Repeat the data exactly as it stands.

↓↓↓

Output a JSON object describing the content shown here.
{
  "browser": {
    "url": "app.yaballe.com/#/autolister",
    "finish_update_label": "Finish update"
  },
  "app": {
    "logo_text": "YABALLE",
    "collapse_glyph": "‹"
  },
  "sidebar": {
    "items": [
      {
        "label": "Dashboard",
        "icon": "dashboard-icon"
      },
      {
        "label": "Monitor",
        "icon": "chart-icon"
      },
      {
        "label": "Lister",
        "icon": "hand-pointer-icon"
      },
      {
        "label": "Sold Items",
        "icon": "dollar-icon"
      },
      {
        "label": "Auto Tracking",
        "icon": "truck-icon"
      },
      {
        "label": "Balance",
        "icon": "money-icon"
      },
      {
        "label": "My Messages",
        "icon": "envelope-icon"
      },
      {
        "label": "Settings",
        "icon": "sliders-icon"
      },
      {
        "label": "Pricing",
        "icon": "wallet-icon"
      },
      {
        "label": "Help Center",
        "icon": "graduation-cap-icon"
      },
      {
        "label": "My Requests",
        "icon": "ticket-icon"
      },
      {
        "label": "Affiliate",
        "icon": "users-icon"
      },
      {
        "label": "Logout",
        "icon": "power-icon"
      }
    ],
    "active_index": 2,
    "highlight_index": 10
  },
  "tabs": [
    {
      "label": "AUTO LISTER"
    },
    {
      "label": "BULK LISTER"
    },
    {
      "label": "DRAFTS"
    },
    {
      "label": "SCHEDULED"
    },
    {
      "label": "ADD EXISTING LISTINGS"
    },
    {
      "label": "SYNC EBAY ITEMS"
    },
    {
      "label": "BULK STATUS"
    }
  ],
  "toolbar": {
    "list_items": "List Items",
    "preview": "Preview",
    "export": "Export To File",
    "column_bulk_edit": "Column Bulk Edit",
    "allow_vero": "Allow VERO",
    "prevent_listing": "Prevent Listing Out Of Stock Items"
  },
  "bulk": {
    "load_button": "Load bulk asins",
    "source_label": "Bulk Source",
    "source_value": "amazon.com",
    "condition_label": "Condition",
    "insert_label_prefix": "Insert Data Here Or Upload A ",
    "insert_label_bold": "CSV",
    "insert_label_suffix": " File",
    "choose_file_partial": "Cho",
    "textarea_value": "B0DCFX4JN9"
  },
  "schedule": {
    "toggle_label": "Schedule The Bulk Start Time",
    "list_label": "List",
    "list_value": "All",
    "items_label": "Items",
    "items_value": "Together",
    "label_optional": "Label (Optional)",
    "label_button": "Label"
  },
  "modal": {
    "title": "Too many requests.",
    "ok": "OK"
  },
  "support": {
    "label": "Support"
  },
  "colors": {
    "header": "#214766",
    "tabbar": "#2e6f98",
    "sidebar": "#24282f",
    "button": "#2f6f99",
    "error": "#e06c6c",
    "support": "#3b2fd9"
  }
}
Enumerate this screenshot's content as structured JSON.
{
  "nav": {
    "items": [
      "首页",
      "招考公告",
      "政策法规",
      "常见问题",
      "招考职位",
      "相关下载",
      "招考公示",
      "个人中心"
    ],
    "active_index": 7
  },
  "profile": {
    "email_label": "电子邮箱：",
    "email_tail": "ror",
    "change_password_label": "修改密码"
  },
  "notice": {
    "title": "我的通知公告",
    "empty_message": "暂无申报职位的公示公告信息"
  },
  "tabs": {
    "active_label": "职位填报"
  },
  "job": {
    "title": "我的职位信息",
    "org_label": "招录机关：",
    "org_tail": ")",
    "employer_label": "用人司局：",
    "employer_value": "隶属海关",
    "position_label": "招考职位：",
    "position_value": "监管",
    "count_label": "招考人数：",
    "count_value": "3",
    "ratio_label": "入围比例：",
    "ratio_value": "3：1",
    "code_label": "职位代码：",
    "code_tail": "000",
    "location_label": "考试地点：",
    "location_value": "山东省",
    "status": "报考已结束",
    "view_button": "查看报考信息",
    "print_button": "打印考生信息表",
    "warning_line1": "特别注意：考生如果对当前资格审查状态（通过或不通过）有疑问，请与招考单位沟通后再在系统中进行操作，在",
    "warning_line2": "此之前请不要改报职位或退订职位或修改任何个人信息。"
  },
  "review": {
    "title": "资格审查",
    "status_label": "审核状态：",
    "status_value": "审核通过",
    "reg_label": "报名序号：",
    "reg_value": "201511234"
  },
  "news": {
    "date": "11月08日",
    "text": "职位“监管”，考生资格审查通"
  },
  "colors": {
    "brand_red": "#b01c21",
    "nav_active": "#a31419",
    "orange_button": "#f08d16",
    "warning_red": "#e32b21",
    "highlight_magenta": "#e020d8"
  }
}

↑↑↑

== ANSWER ==
Output a JSON object describing the content shown here.
{
  "browser": {
    "url": "app.yaballe.com/#/autolister",
    "finish_update_label": "Finish update"
  },
  "app": {
    "logo_text": "YABALLE",
    "collapse_glyph": "‹"
  },
  "sidebar": {
    "items": [
      {
        "label": "Dashboard",
        "icon": "dashboard-icon"
      },
      {
        "label": "Monitor",
        "icon": "chart-icon"
      },
      {
        "label": "Lister",
        "icon": "hand-pointer-icon"
      },
      {
        "label": "Sold Items",
        "icon": "dollar-icon"
      },
      {
        "label": "Auto Tracking",
        "icon": "truck-icon"
      },
      {
        "label": "Balance",
        "icon": "money-icon"
      },
      {
        "label": "My Messages",
        "icon": "envelope-icon"
      },
      {
        "label": "Settings",
        "icon": "sliders-icon"
      },
      {
        "label": "Pricing",
        "icon": "wallet-icon"
      },
      {
        "label": "Help Center",
        "icon": "graduation-cap-icon"
      },
      {
        "label": "My Requests",
        "icon": "ticket-icon"
      },
      {
        "label": "Affiliate",
        "icon": "users-icon"
      },
      {
        "label": "Logout",
        "icon": "power-icon"
      }
    ],
    "active_index": 2,
    "highlight_index": 10
  },
  "tabs": [
    {
      "label": "AUTO LISTER"
    },
    {
      "label": "BULK LISTER"
    },
    {
      "label": "DRAFTS"
    },
    {
      "label": "SCHEDULED"
    },
    {
      "label": "ADD EXISTING LISTINGS"
    },
    {
      "label": "SYNC EBAY ITEMS"
    },
    {
      "label": "BULK STATUS"
    }
  ],
  "toolbar": {
    "list_items": "List Items",
    "preview": "Preview",
    "export": "Export To File",
    "column_bulk_edit": "Column Bulk Edit",
    "allow_vero": "Allow VERO",
    "prevent_listing": "Prevent Listing Out Of Stock Items"
  },
  "bulk": {
    "load_button": "Load bulk asins",
    "source_label": "Bulk Source",
    "source_value": "amazon.com",
    "condition_label": "Condition",
    "insert_label_prefix": "Insert Data Here Or Upload A ",
    "insert_label_bold": "CSV",
    "insert_label_suffix": " File",
    "choose_file_partial": "Cho",
    "textarea_value": "B0DCFX4JN9"
  },
  "schedule": {
    "toggle_label": "Schedule The Bulk Start Time",
    "list_label": "List",
    "list_value": "All",
    "items_label": "Items",
    "items_value": "Together",
    "label_optional": "Label (Optional)",
    "label_button": "Label"
  },
  "modal": {
    "title": "Too many requests.",
    "ok": "OK"
  },
  "support": {
    "label": "Support"
  },
  "colors": {
    "header": "#214766",
    "tabbar": "#2e6f98",
    "sidebar": "#24282f",
    "button": "#2f6f99",
    "error": "#e06c6c",
    "support": "#3b2fd9"
  }
}
Enumerate this screenshot's content as structured JSON.
{
  "nav": {
    "items": [
      "首页",
      "招考公告",
      "政策法规",
      "常见问题",
      "招考职位",
      "相关下载",
      "招考公示",
      "个人中心"
    ],
    "active_index": 7
  },
  "profile": {
    "email_label": "电子邮箱：",
    "email_tail": "ror",
    "change_password_label": "修改密码"
  },
  "notice": {
    "title": "我的通知公告",
    "empty_message": "暂无申报职位的公示公告信息"
  },
  "tabs": {
    "active_label": "职位填报"
  },
  "job": {
    "title": "我的职位信息",
    "org_label": "招录机关：",
    "org_tail": ")",
    "employer_label": "用人司局：",
    "employer_value": "隶属海关",
    "position_label": "招考职位：",
    "position_value": "监管",
    "count_label": "招考人数：",
    "count_value": "3",
    "ratio_label": "入围比例：",
    "ratio_value": "3：1",
    "code_label": "职位代码：",
    "code_tail": "000",
    "location_label": "考试地点：",
    "location_value": "山东省",
    "status": "报考已结束",
    "view_button": "查看报考信息",
    "print_button": "打印考生信息表",
    "warning_line1": "特别注意：考生如果对当前资格审查状态（通过或不通过）有疑问，请与招考单位沟通后再在系统中进行操作，在",
    "warning_line2": "此之前请不要改报职位或退订职位或修改任何个人信息。"
  },
  "review": {
    "title": "资格审查",
    "status_label": "审核状态：",
    "status_value": "审核通过",
    "reg_label": "报名序号：",
    "reg_value": "201511234"
  },
  "news": {
    "date": "11月08日",
    "text": "职位“监管”，考生资格审查通"
  },
  "colors": {
    "brand_red": "#b01c21",
    "nav_active": "#a31419",
    "orange_button": "#f08d16",
    "warning_red": "#e32b21",
    "highlight_magenta": "#e020d8"
  }
}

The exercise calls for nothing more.